Purple icon of fireworks

Block of yellow sulfur

Sulfur from a natural gas plant in Alberta. The block is about 40 cm tall.

Natural sulfur in dolomite drill core from the Sunbeam No. 1 Well, Leduc, Alberta

Natural sulfur in dolomite drill core from the Sunbeam No. 1 Well, Leduc, Alberta. Core is 15 cm in diameter.


The sulfur produced in Alberta is in elemental form. Sulfur may be found in nature in elemental form or as a component of sulfide minerals.

Age and Formation

Most sulfur is produced as a byproduct of processing natural gas, oil, and oil sands. If you’re going down the highway and see large yellow piles of material, it’s likely sulfur.

Important properties

Sulfur can be mixed with solvents to produce many useful products. It is not affected by most acids, it burns in the air, and is not corrosive in dry form. Sulfur is a dehydrant, doesn't dissolve in water, and has a high boiling point which limits loss due to steam production when making products. It can be recycled and concentrated for reuse


Fertilizer is the most common product made from sulfur. Sulfur is in sulfuric acid used for many industrial applications, agricultural and industrial chemicals, soaps and detergents, bleaching agents, polymers, medicine, fireworks, gunpowder and other explosives. It is also used to refine petroleum. Humans have used sulfur for over 6000 years; it was used early on as a fumigant pesticide, and for medicinal, ceremonial, and religious purposes.


It’s a Fact!

Alberta produces about 4 million tonnes of sulfur per year making it the largest producer in Canada.

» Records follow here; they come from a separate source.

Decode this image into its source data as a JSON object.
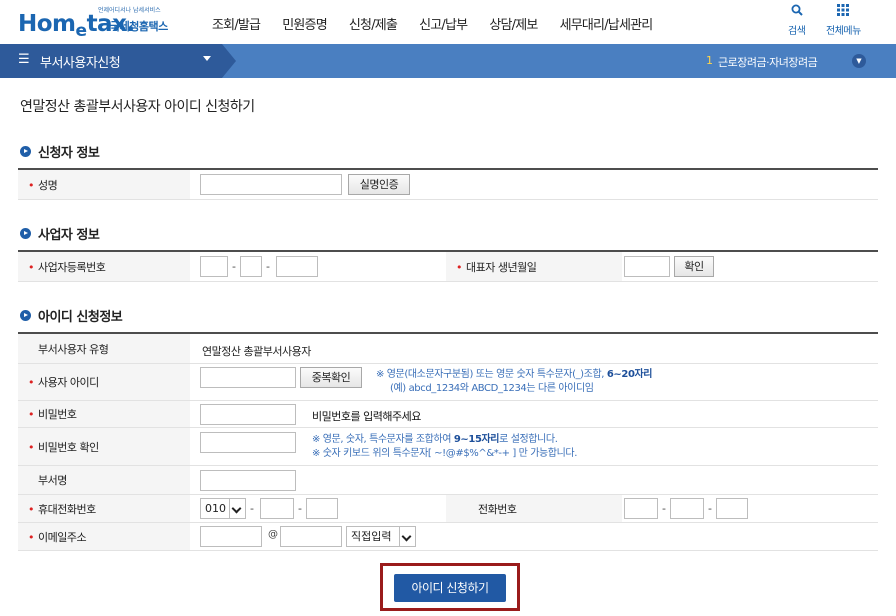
{
  "header": {
    "logo_small": "언제어디서나 납세서비스",
    "logo_main_a": "Hom",
    "logo_main_e": "e",
    "logo_main_b": "tax.",
    "logo_kr": "국세청홈택스",
    "nav": [
      "조회/발급",
      "민원증명",
      "신청/제출",
      "신고/납부",
      "상담/제보",
      "세무대리/납세관리"
    ],
    "search_label": "검색",
    "allmenu_label": "전체메뉴"
  },
  "subbar": {
    "title": "부서사용자신청",
    "notice_num": "1",
    "notice_text": "근로장려금·자녀장려금"
  },
  "page_title": "연말정산 총괄부서사용자 아이디 신청하기",
  "applicant": {
    "section_title": "신청자 정보",
    "name_label": "성명",
    "name_value": "",
    "verify_button": "실명인증"
  },
  "business": {
    "section_title": "사업자 정보",
    "brn_label": "사업자등록번호",
    "brn_values": [
      "",
      "",
      ""
    ],
    "dash": "-",
    "ceo_birth_label": "대표자 생년월일",
    "ceo_birth_value": "",
    "confirm_button": "확인"
  },
  "account": {
    "section_title": "아이디 신청정보",
    "dept_type_label": "부서사용자 유형",
    "dept_type_value": "연말정산 총괄부서사용자",
    "user_id_label": "사용자 아이디",
    "user_id_value": "",
    "dup_check_button": "중복확인",
    "id_note_1a": "※ 영문(대소문자구분됨) 또는 영문 숫자 특수문자(_)조합, ",
    "id_note_1b": "6~20자리",
    "id_note_2": "(예) abcd_1234와 ABCD_1234는 다른 아이디임",
    "password_label": "비밀번호",
    "password_value": "",
    "password_hint": "비밀번호를 입력해주세요",
    "password_confirm_label": "비밀번호 확인",
    "password_confirm_value": "",
    "pw_note_1a": "※ 영문, 숫자, 특수문자를 조합하여 ",
    "pw_note_1b": "9~15자리",
    "pw_note_1c": "로 설정합니다.",
    "pw_note_2": "※ 숫자 키보드 위의 특수문자[ ~!@#$%^&*-+ ] 만 가능합니다.",
    "dept_name_label": "부서명",
    "dept_name_value": "",
    "mobile_label": "휴대전화번호",
    "mobile_prefix": "010",
    "mobile_values": [
      "",
      ""
    ],
    "phone_label": "전화번호",
    "phone_values": [
      "",
      "",
      ""
    ],
    "email_label": "이메일주소",
    "email_id": "",
    "at": "@",
    "email_domain": "",
    "email_select": "직접입력"
  },
  "submit_button": "아이디 신청하기",
  "colors": {
    "brand_blue": "#1b66b1",
    "subbar_blue": "#4a7fc1",
    "subbar_dark": "#2e5a9a",
    "submit_blue": "#2159a4",
    "highlight_red": "#9a1b1b",
    "required_red": "#dd2222"
  }
}
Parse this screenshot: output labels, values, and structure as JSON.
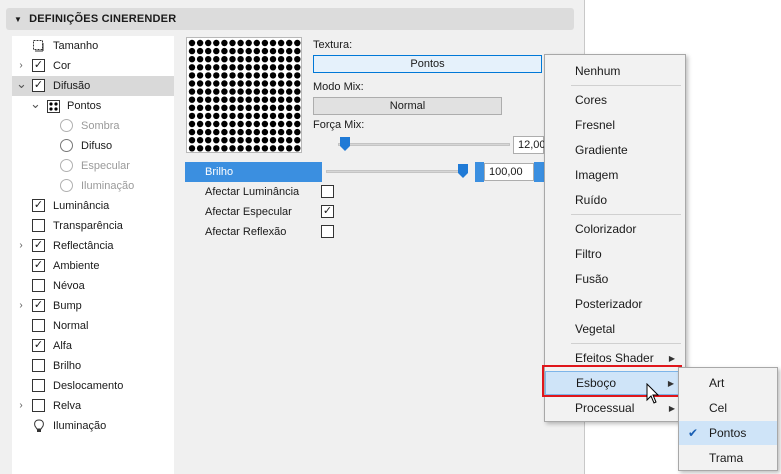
{
  "section": {
    "title": "DEFINIÇÕES CINERENDER"
  },
  "tree": [
    {
      "label": "Tamanho",
      "kind": "icon",
      "icon": "resize-icon",
      "expander": false,
      "checked": false
    },
    {
      "label": "Cor",
      "kind": "checkbox",
      "expander": true,
      "checked": true
    },
    {
      "label": "Difusão",
      "kind": "checkbox",
      "expander": true,
      "expanded": true,
      "checked": true,
      "selected": true
    },
    {
      "label": "Pontos",
      "kind": "icon",
      "icon": "dots-grid-icon",
      "expander": true,
      "expanded": true
    },
    {
      "label": "Sombra",
      "kind": "radio",
      "disabled": true
    },
    {
      "label": "Difuso",
      "kind": "radio",
      "disabled": false
    },
    {
      "label": "Especular",
      "kind": "radio",
      "disabled": true
    },
    {
      "label": "Iluminação",
      "kind": "radio",
      "disabled": true
    },
    {
      "label": "Luminância",
      "kind": "checkbox",
      "expander": false,
      "checked": true
    },
    {
      "label": "Transparência",
      "kind": "checkbox",
      "expander": false,
      "checked": false
    },
    {
      "label": "Reflectância",
      "kind": "checkbox",
      "expander": true,
      "checked": true
    },
    {
      "label": "Ambiente",
      "kind": "checkbox",
      "expander": false,
      "checked": true
    },
    {
      "label": "Névoa",
      "kind": "checkbox",
      "expander": false,
      "checked": false
    },
    {
      "label": "Bump",
      "kind": "checkbox",
      "expander": true,
      "checked": true
    },
    {
      "label": "Normal",
      "kind": "checkbox",
      "expander": false,
      "checked": false
    },
    {
      "label": "Alfa",
      "kind": "checkbox",
      "expander": false,
      "checked": true
    },
    {
      "label": "Brilho",
      "kind": "checkbox",
      "expander": false,
      "checked": false
    },
    {
      "label": "Deslocamento",
      "kind": "checkbox",
      "expander": false,
      "checked": false
    },
    {
      "label": "Relva",
      "kind": "checkbox",
      "expander": true,
      "checked": false
    },
    {
      "label": "Iluminação",
      "kind": "icon",
      "icon": "light-bulb-icon",
      "expander": false
    }
  ],
  "texture": {
    "label": "Textura:",
    "value": "Pontos",
    "mix_mode_label": "Modo Mix:",
    "mix_mode_value": "Normal",
    "mix_strength_label": "Força Mix:",
    "mix_strength_value": "12,00",
    "mix_strength_fraction": 0.12
  },
  "props": {
    "brilho_label": "Brilho",
    "brilho_value": "100,00",
    "brilho_fraction": 1.0,
    "rows": [
      {
        "label": "Afectar Luminância",
        "checked": false
      },
      {
        "label": "Afectar Especular",
        "checked": true
      },
      {
        "label": "Afectar Reflexão",
        "checked": false
      }
    ]
  },
  "menu": {
    "items": [
      {
        "label": "Nenhum",
        "submenu": false
      },
      {
        "label": "Cores",
        "submenu": false
      },
      {
        "label": "Fresnel",
        "submenu": false
      },
      {
        "label": "Gradiente",
        "submenu": false
      },
      {
        "label": "Imagem",
        "submenu": false
      },
      {
        "label": "Ruído",
        "submenu": false
      },
      {
        "label": "Colorizador",
        "submenu": false
      },
      {
        "label": "Filtro",
        "submenu": false
      },
      {
        "label": "Fusão",
        "submenu": false
      },
      {
        "label": "Posterizador",
        "submenu": false
      },
      {
        "label": "Vegetal",
        "submenu": false
      },
      {
        "label": "Efeitos Shader",
        "submenu": true
      },
      {
        "label": "Esboço",
        "submenu": true,
        "highlighted": true
      },
      {
        "label": "Processual",
        "submenu": true
      }
    ]
  },
  "submenu": {
    "items": [
      {
        "label": "Art",
        "checked": false
      },
      {
        "label": "Cel",
        "checked": false
      },
      {
        "label": "Pontos",
        "checked": true
      },
      {
        "label": "Trama",
        "checked": false
      }
    ]
  },
  "colors": {
    "accent": "#3b8fe0",
    "highlight_border": "#e0161b",
    "menu_hover": "#cfe4f8"
  }
}
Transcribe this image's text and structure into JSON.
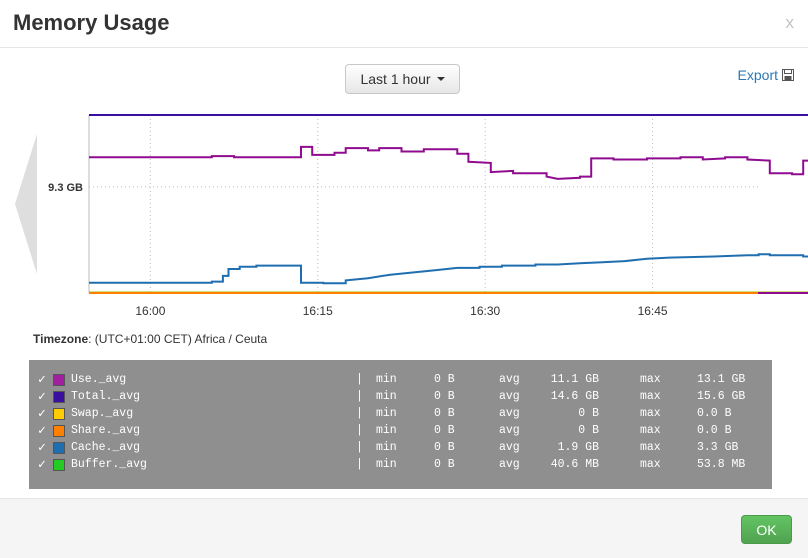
{
  "modal": {
    "title": "Memory Usage",
    "close_label": "x",
    "range_label": "Last 1 hour",
    "export_label": "Export",
    "ok_label": "OK"
  },
  "timezone": {
    "label": "Timezone",
    "value": ": (UTC+01:00 CET) Africa / Ceuta"
  },
  "chart_data": {
    "type": "line",
    "x_ticks": [
      "16:00",
      "16:15",
      "16:30",
      "16:45"
    ],
    "y_ticks": [
      {
        "label": "9.3 GB",
        "value": 9.3
      }
    ],
    "ylim": [
      0,
      15.6
    ],
    "grid": true,
    "series": [
      {
        "name": "Use._avg",
        "color": "#8f0b8f",
        "points": [
          [
            0,
            11.9
          ],
          [
            11,
            11.9
          ],
          [
            11,
            12.0
          ],
          [
            13,
            12.0
          ],
          [
            13,
            11.9
          ],
          [
            19,
            11.9
          ],
          [
            19,
            12.8
          ],
          [
            20,
            12.8
          ],
          [
            20,
            12.1
          ],
          [
            22,
            12.1
          ],
          [
            22,
            12.3
          ],
          [
            23,
            12.3
          ],
          [
            23,
            12.7
          ],
          [
            25,
            12.7
          ],
          [
            25,
            12.5
          ],
          [
            26,
            12.5
          ],
          [
            26,
            12.7
          ],
          [
            28,
            12.7
          ],
          [
            28,
            12.4
          ],
          [
            30,
            12.4
          ],
          [
            30,
            12.6
          ],
          [
            33,
            12.6
          ],
          [
            33,
            12.2
          ],
          [
            34,
            12.2
          ],
          [
            34,
            11.5
          ],
          [
            36,
            11.4
          ],
          [
            36,
            10.6
          ],
          [
            38,
            10.7
          ],
          [
            38,
            10.5
          ],
          [
            41,
            10.5
          ],
          [
            41,
            10.2
          ],
          [
            42,
            10.0
          ],
          [
            44,
            10.1
          ],
          [
            44,
            10.2
          ],
          [
            45,
            10.2
          ],
          [
            45,
            11.8
          ],
          [
            47,
            11.8
          ],
          [
            47,
            11.7
          ],
          [
            50,
            11.7
          ],
          [
            50,
            11.8
          ],
          [
            53,
            11.8
          ],
          [
            53,
            11.9
          ],
          [
            55,
            11.9
          ],
          [
            55,
            11.7
          ],
          [
            57,
            11.8
          ],
          [
            57,
            11.9
          ],
          [
            59,
            11.9
          ],
          [
            59,
            11.7
          ],
          [
            61,
            11.6
          ],
          [
            61,
            10.5
          ],
          [
            63,
            10.5
          ],
          [
            63,
            10.4
          ],
          [
            64,
            10.4
          ],
          [
            64,
            11.6
          ],
          [
            65,
            11.6
          ],
          [
            65,
            11.9
          ],
          [
            67,
            11.9
          ],
          [
            67,
            12.0
          ],
          [
            69,
            12.0
          ],
          [
            69,
            11.8
          ],
          [
            70,
            11.8
          ],
          [
            70,
            12.0
          ],
          [
            71,
            12.0
          ],
          [
            71,
            11.9
          ],
          [
            71.5,
            11.9
          ],
          [
            71.5,
            0
          ]
        ]
      },
      {
        "name": "Total._avg",
        "color": "#3a0fa0",
        "points": [
          [
            0,
            15.6
          ],
          [
            71.5,
            15.6
          ],
          [
            71.5,
            0
          ]
        ]
      },
      {
        "name": "Swap._avg",
        "color": "#f0c800",
        "points": [
          [
            0,
            0
          ],
          [
            71.5,
            0
          ]
        ]
      },
      {
        "name": "Share._avg",
        "color": "#ff7f00",
        "points": [
          [
            0,
            0
          ],
          [
            71.5,
            0
          ]
        ]
      },
      {
        "name": "Cache._avg",
        "color": "#1f6fb0",
        "points": [
          [
            0,
            0.9
          ],
          [
            11,
            0.9
          ],
          [
            11,
            1.0
          ],
          [
            12,
            1.0
          ],
          [
            12,
            1.5
          ],
          [
            12.5,
            1.5
          ],
          [
            12.5,
            2.1
          ],
          [
            13.5,
            2.1
          ],
          [
            13.5,
            2.3
          ],
          [
            15,
            2.3
          ],
          [
            15,
            2.4
          ],
          [
            19,
            2.4
          ],
          [
            19,
            0.9
          ],
          [
            21,
            0.9
          ],
          [
            21,
            0.85
          ],
          [
            23,
            0.85
          ],
          [
            23,
            1.1
          ],
          [
            25,
            1.3
          ],
          [
            27,
            1.6
          ],
          [
            29,
            1.8
          ],
          [
            31,
            2.0
          ],
          [
            33,
            2.2
          ],
          [
            35,
            2.2
          ],
          [
            35,
            2.3
          ],
          [
            37,
            2.3
          ],
          [
            37,
            2.4
          ],
          [
            40,
            2.4
          ],
          [
            40,
            2.5
          ],
          [
            42,
            2.5
          ],
          [
            44,
            2.6
          ],
          [
            46,
            2.7
          ],
          [
            48,
            2.8
          ],
          [
            50,
            3.0
          ],
          [
            52,
            3.1
          ],
          [
            56,
            3.2
          ],
          [
            59,
            3.3
          ],
          [
            60,
            3.3
          ],
          [
            60,
            3.4
          ],
          [
            61,
            3.4
          ],
          [
            61,
            3.3
          ],
          [
            64,
            3.3
          ],
          [
            64,
            3.2
          ],
          [
            65,
            3.2
          ],
          [
            65,
            2.6
          ],
          [
            67,
            2.5
          ],
          [
            71.5,
            2.5
          ],
          [
            71.5,
            0
          ]
        ]
      },
      {
        "name": "Buffer._avg",
        "color": "#b0cc30",
        "points": [
          [
            0,
            0.05
          ],
          [
            71.5,
            0.05
          ]
        ]
      }
    ]
  },
  "legend": {
    "rows": [
      {
        "name": "Use._avg",
        "color": "#a020a0",
        "min_label": "min",
        "min": "0 B",
        "avg_label": "avg",
        "avg": "11.1 GB",
        "max_label": "max",
        "max": "13.1 GB"
      },
      {
        "name": "Total._avg",
        "color": "#3a0fa0",
        "min_label": "min",
        "min": "0 B",
        "avg_label": "avg",
        "avg": "14.6 GB",
        "max_label": "max",
        "max": "15.6 GB"
      },
      {
        "name": "Swap._avg",
        "color": "#ffcc00",
        "min_label": "min",
        "min": "0 B",
        "avg_label": "avg",
        "avg": "0 B",
        "max_label": "max",
        "max": "0.0 B"
      },
      {
        "name": "Share._avg",
        "color": "#ff7f00",
        "min_label": "min",
        "min": "0 B",
        "avg_label": "avg",
        "avg": "0 B",
        "max_label": "max",
        "max": "0.0 B"
      },
      {
        "name": "Cache._avg",
        "color": "#1f6fb0",
        "min_label": "min",
        "min": "0 B",
        "avg_label": "avg",
        "avg": "1.9 GB",
        "max_label": "max",
        "max": "3.3 GB"
      },
      {
        "name": "Buffer._avg",
        "color": "#22cc22",
        "min_label": "min",
        "min": "0 B",
        "avg_label": "avg",
        "avg": "40.6 MB",
        "max_label": "max",
        "max": "53.8 MB"
      }
    ]
  },
  "icons": {
    "check": "✓",
    "save": "save-icon",
    "prev": "prev-arrow-icon"
  }
}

British Columbia is the second largest producer, but produces 10 times less sulfur than Alberta annually.


A Surplus of Sulfur

The Dangers of Mining Sulfur on a Volcano in Java

Plastic Made of Sulfur and Canola Oil

Where to find sulfur

Map of Alberta showing where sulfur may be found in oil and gas pools throughout Alberta